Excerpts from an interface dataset
= = = = = = =

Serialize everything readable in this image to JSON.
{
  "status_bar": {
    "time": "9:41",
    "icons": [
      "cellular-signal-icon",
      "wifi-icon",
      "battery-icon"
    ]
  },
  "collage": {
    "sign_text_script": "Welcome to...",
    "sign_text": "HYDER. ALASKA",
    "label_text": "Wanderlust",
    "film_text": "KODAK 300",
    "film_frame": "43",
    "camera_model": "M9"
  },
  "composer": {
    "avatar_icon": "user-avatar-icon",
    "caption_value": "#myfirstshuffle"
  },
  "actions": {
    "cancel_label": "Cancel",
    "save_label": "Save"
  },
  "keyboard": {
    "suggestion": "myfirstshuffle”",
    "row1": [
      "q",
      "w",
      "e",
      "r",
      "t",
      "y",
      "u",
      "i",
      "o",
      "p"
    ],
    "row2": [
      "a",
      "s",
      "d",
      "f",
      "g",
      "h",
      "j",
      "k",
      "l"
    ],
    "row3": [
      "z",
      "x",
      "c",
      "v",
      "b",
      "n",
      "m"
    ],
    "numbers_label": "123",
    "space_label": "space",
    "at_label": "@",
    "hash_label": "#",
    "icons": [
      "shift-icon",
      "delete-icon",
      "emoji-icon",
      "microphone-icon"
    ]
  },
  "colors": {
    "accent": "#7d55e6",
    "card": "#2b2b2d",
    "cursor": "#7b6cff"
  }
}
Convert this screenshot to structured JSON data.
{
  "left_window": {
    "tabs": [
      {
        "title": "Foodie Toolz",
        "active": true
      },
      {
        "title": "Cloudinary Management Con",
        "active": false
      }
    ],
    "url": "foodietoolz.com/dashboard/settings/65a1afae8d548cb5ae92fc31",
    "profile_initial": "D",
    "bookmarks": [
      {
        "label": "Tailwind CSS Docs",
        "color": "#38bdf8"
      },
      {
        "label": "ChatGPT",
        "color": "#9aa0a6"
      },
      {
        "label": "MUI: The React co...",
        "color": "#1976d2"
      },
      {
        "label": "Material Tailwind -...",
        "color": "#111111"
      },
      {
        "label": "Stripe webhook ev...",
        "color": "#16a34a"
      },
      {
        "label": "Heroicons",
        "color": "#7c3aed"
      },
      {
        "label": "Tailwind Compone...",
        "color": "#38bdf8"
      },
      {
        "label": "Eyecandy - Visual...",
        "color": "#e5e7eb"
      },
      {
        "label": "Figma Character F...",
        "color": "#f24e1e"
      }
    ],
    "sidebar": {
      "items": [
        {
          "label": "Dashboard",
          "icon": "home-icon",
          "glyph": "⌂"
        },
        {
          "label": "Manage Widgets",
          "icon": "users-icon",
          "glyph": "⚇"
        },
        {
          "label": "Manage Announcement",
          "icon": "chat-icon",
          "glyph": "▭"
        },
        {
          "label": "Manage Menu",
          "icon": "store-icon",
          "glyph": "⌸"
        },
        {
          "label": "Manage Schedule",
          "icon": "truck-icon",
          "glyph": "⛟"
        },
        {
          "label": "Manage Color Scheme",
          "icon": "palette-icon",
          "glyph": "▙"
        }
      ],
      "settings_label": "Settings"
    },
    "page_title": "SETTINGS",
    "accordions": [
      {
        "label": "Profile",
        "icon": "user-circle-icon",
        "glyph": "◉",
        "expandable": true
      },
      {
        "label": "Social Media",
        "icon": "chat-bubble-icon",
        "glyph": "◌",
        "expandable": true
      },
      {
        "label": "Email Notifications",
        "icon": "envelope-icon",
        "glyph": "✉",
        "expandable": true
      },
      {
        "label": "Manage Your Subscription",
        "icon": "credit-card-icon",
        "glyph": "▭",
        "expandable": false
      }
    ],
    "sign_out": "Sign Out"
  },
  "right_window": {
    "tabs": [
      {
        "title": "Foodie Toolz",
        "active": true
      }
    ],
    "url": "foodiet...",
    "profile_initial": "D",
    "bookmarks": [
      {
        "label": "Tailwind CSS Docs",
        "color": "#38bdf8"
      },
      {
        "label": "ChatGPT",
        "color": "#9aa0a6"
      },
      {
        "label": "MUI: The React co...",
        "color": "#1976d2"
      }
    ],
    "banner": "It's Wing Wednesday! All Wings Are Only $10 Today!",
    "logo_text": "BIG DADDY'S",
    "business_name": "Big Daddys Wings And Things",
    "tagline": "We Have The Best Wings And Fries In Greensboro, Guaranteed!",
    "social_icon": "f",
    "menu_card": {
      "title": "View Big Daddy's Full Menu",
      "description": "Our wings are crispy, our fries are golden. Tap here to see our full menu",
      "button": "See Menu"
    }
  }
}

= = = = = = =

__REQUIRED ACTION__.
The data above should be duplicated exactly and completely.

__ANSWER TO THIS TASK__.
Serialize everything readable in this image to JSON.
{
  "status_bar": {
    "time": "9:41",
    "icons": [
      "cellular-signal-icon",
      "wifi-icon",
      "battery-icon"
    ]
  },
  "collage": {
    "sign_text_script": "Welcome to...",
    "sign_text": "HYDER. ALASKA",
    "label_text": "Wanderlust",
    "film_text": "KODAK 300",
    "film_frame": "43",
    "camera_model": "M9"
  },
  "composer": {
    "avatar_icon": "user-avatar-icon",
    "caption_value": "#myfirstshuffle"
  },
  "actions": {
    "cancel_label": "Cancel",
    "save_label": "Save"
  },
  "keyboard": {
    "suggestion": "myfirstshuffle”",
    "row1": [
      "q",
      "w",
      "e",
      "r",
      "t",
      "y",
      "u",
      "i",
      "o",
      "p"
    ],
    "row2": [
      "a",
      "s",
      "d",
      "f",
      "g",
      "h",
      "j",
      "k",
      "l"
    ],
    "row3": [
      "z",
      "x",
      "c",
      "v",
      "b",
      "n",
      "m"
    ],
    "numbers_label": "123",
    "space_label": "space",
    "at_label": "@",
    "hash_label": "#",
    "icons": [
      "shift-icon",
      "delete-icon",
      "emoji-icon",
      "microphone-icon"
    ]
  },
  "colors": {
    "accent": "#7d55e6",
    "card": "#2b2b2d",
    "cursor": "#7b6cff"
  }
}
Convert this screenshot to structured JSON data.
{
  "left_window": {
    "tabs": [
      {
        "title": "Foodie Toolz",
        "active": true
      },
      {
        "title": "Cloudinary Management Con",
        "active": false
      }
    ],
    "url": "foodietoolz.com/dashboard/settings/65a1afae8d548cb5ae92fc31",
    "profile_initial": "D",
    "bookmarks": [
      {
        "label": "Tailwind CSS Docs",
        "color": "#38bdf8"
      },
      {
        "label": "ChatGPT",
        "color": "#9aa0a6"
      },
      {
        "label": "MUI: The React co...",
        "color": "#1976d2"
      },
      {
        "label": "Material Tailwind -...",
        "color": "#111111"
      },
      {
        "label": "Stripe webhook ev...",
        "color": "#16a34a"
      },
      {
        "label": "Heroicons",
        "color": "#7c3aed"
      },
      {
        "label": "Tailwind Compone...",
        "color": "#38bdf8"
      },
      {
        "label": "Eyecandy - Visual...",
        "color": "#e5e7eb"
      },
      {
        "label": "Figma Character F...",
        "color": "#f24e1e"
      }
    ],
    "sidebar": {
      "items": [
        {
          "label": "Dashboard",
          "icon": "home-icon",
          "glyph": "⌂"
        },
        {
          "label": "Manage Widgets",
          "icon": "users-icon",
          "glyph": "⚇"
        },
        {
          "label": "Manage Announcement",
          "icon": "chat-icon",
          "glyph": "▭"
        },
        {
          "label": "Manage Menu",
          "icon": "store-icon",
          "glyph": "⌸"
        },
        {
          "label": "Manage Schedule",
          "icon": "truck-icon",
          "glyph": "⛟"
        },
        {
          "label": "Manage Color Scheme",
          "icon": "palette-icon",
          "glyph": "▙"
        }
      ],
      "settings_label": "Settings"
    },
    "page_title": "SETTINGS",
    "accordions": [
      {
        "label": "Profile",
        "icon": "user-circle-icon",
        "glyph": "◉",
        "expandable": true
      },
      {
        "label": "Social Media",
        "icon": "chat-bubble-icon",
        "glyph": "◌",
        "expandable": true
      },
      {
        "label": "Email Notifications",
        "icon": "envelope-icon",
        "glyph": "✉",
        "expandable": true
      },
      {
        "label": "Manage Your Subscription",
        "icon": "credit-card-icon",
        "glyph": "▭",
        "expandable": false
      }
    ],
    "sign_out": "Sign Out"
  },
  "right_window": {
    "tabs": [
      {
        "title": "Foodie Toolz",
        "active": true
      }
    ],
    "url": "foodiet...",
    "profile_initial": "D",
    "bookmarks": [
      {
        "label": "Tailwind CSS Docs",
        "color": "#38bdf8"
      },
      {
        "label": "ChatGPT",
        "color": "#9aa0a6"
      },
      {
        "label": "MUI: The React co...",
        "color": "#1976d2"
      }
    ],
    "banner": "It's Wing Wednesday! All Wings Are Only $10 Today!",
    "logo_text": "BIG DADDY'S",
    "business_name": "Big Daddys Wings And Things",
    "tagline": "We Have The Best Wings And Fries In Greensboro, Guaranteed!",
    "social_icon": "f",
    "menu_card": {
      "title": "View Big Daddy's Full Menu",
      "description": "Our wings are crispy, our fries are golden. Tap here to see our full menu",
      "button": "See Menu"
    }
  }
}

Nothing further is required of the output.